Exercise description ▸ The answer must be a single number: the count of lines below that contain the string "JSON".

(Website and app data records)
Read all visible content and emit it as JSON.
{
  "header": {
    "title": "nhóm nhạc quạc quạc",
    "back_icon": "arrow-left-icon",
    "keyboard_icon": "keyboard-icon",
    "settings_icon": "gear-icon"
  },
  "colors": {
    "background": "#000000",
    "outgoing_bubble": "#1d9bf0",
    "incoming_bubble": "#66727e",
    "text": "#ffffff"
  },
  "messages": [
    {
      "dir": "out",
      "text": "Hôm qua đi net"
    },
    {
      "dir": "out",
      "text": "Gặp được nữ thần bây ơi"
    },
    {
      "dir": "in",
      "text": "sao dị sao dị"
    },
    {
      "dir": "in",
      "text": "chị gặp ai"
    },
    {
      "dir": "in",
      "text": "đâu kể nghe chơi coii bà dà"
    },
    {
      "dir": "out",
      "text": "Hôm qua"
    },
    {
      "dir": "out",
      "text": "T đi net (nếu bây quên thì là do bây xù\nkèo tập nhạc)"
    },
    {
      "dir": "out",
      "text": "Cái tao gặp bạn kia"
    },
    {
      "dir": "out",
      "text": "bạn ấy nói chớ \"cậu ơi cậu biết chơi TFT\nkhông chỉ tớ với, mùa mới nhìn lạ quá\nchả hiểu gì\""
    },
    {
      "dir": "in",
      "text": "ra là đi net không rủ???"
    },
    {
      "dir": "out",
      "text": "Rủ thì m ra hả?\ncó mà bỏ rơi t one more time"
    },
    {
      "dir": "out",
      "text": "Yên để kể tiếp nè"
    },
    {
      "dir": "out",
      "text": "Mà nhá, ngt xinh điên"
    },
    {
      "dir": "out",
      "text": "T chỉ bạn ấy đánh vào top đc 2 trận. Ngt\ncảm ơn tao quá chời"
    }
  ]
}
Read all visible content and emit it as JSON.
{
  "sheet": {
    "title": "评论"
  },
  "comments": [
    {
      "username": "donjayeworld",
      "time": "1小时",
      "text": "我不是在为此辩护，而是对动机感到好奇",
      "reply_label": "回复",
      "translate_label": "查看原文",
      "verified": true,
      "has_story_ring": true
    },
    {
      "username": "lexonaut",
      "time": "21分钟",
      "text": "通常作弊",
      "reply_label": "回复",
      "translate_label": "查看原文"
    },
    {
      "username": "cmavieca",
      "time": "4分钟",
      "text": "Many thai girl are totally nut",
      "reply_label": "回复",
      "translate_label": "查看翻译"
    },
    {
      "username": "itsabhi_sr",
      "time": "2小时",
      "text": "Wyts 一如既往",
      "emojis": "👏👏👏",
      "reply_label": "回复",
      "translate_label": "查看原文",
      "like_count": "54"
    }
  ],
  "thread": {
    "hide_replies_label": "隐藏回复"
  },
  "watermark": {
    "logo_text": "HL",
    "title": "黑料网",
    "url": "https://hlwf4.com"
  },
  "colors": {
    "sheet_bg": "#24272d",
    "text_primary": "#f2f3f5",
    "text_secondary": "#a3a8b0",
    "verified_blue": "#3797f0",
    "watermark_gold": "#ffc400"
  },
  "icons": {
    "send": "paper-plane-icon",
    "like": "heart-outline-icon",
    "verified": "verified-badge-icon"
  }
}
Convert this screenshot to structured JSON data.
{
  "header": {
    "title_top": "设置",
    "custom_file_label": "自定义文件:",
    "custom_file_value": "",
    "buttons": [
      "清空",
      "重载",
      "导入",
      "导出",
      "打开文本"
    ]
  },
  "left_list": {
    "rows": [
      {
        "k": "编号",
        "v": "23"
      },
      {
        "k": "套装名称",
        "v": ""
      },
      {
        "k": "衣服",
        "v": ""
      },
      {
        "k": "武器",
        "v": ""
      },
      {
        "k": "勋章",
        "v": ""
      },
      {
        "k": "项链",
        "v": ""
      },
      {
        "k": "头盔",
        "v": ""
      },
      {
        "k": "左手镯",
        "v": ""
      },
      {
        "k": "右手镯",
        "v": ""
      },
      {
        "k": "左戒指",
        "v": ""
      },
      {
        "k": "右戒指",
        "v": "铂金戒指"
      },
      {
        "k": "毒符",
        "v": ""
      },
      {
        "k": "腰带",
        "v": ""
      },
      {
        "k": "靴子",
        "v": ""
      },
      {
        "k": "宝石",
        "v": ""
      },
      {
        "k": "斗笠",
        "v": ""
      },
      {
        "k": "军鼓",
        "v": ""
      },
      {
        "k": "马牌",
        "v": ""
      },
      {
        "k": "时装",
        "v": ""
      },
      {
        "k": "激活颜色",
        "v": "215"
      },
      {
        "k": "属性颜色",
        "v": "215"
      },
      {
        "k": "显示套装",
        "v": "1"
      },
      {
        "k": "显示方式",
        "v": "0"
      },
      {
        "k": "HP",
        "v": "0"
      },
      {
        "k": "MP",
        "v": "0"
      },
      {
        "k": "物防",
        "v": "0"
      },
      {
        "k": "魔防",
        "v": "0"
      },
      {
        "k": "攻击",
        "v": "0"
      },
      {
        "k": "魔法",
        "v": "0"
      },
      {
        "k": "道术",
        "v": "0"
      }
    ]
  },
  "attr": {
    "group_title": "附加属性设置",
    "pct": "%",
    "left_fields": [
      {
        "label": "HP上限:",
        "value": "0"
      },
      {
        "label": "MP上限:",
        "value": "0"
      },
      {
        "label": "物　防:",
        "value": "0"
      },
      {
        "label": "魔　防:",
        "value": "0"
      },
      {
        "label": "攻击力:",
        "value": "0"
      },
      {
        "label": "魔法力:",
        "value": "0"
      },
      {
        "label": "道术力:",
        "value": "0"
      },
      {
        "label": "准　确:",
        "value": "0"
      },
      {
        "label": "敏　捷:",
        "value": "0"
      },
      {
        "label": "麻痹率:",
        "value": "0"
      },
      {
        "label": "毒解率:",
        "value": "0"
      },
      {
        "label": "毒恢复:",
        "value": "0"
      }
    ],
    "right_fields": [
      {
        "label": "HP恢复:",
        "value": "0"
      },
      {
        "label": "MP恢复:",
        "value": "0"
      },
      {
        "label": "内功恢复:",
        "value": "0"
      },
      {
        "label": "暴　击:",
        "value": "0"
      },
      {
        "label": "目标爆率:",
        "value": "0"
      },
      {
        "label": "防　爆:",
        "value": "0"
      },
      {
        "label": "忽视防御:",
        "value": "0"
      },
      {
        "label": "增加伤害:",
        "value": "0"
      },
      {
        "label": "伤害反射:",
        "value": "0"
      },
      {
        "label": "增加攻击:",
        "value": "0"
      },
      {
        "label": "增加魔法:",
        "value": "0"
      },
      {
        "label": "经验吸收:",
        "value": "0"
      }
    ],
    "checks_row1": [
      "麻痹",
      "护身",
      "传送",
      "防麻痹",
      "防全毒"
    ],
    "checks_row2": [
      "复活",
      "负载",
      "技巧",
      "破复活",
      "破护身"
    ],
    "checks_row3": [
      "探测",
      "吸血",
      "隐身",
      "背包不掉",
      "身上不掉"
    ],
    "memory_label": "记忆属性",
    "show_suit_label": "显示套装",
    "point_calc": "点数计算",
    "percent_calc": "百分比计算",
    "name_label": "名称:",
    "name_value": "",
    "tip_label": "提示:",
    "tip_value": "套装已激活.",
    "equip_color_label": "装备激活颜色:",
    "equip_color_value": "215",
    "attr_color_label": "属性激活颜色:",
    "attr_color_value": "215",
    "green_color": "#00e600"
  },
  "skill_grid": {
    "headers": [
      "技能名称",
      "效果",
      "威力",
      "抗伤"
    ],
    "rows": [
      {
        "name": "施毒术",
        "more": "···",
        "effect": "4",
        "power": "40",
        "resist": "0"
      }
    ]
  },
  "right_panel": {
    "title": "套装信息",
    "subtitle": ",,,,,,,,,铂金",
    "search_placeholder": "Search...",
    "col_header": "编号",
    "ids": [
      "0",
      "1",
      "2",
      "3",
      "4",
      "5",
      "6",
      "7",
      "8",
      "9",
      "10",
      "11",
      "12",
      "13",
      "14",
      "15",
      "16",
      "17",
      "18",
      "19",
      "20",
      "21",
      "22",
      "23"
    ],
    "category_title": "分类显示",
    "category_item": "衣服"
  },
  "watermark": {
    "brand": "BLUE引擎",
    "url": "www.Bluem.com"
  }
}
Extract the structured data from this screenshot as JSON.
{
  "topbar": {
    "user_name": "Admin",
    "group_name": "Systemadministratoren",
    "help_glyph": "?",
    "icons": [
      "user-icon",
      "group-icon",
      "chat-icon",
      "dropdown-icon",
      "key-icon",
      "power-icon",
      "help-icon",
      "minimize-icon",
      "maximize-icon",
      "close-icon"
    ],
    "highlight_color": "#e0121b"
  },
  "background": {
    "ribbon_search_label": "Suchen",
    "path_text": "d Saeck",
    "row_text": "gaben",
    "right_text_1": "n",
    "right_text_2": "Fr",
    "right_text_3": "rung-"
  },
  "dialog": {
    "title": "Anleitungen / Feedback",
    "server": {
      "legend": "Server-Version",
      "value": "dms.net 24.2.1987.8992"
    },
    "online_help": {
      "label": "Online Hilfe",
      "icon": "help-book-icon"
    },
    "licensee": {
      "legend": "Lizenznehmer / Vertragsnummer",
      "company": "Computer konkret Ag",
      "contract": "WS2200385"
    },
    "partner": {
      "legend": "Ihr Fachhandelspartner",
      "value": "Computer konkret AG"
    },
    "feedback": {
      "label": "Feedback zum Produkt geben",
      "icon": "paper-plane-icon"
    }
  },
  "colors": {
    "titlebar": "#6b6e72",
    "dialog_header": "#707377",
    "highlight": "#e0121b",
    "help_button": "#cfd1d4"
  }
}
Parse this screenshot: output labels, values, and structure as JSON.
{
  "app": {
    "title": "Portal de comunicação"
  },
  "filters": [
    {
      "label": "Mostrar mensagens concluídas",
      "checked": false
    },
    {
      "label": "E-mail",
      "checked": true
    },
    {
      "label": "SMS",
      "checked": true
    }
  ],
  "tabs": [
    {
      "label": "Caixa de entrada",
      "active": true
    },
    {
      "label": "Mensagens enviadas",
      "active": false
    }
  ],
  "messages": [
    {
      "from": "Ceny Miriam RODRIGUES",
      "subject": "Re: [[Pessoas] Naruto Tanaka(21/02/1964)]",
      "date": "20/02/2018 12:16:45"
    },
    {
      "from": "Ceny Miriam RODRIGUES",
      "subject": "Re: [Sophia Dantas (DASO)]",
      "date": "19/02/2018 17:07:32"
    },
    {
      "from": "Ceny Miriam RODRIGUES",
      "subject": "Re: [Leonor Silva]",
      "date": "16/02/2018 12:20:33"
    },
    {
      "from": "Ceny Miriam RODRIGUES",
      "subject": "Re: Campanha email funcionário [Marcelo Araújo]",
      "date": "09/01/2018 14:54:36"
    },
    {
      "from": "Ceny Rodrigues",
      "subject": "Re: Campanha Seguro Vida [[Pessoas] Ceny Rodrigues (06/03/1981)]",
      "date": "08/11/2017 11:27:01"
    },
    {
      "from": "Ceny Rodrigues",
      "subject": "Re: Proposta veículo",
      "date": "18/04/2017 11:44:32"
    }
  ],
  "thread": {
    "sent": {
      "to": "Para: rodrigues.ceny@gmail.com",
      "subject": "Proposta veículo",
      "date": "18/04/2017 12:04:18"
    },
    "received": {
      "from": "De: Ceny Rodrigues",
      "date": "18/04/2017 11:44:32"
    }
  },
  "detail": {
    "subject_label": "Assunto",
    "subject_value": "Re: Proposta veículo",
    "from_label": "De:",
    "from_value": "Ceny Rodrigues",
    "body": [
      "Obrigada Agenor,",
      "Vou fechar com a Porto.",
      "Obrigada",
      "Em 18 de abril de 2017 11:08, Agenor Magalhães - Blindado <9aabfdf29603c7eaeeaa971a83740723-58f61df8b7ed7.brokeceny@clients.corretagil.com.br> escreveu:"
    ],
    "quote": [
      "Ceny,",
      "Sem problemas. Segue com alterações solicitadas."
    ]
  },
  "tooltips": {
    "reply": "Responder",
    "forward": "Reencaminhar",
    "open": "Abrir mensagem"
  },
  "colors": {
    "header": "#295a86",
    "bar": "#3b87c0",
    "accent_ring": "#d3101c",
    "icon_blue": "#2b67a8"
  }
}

Task result ▸ 5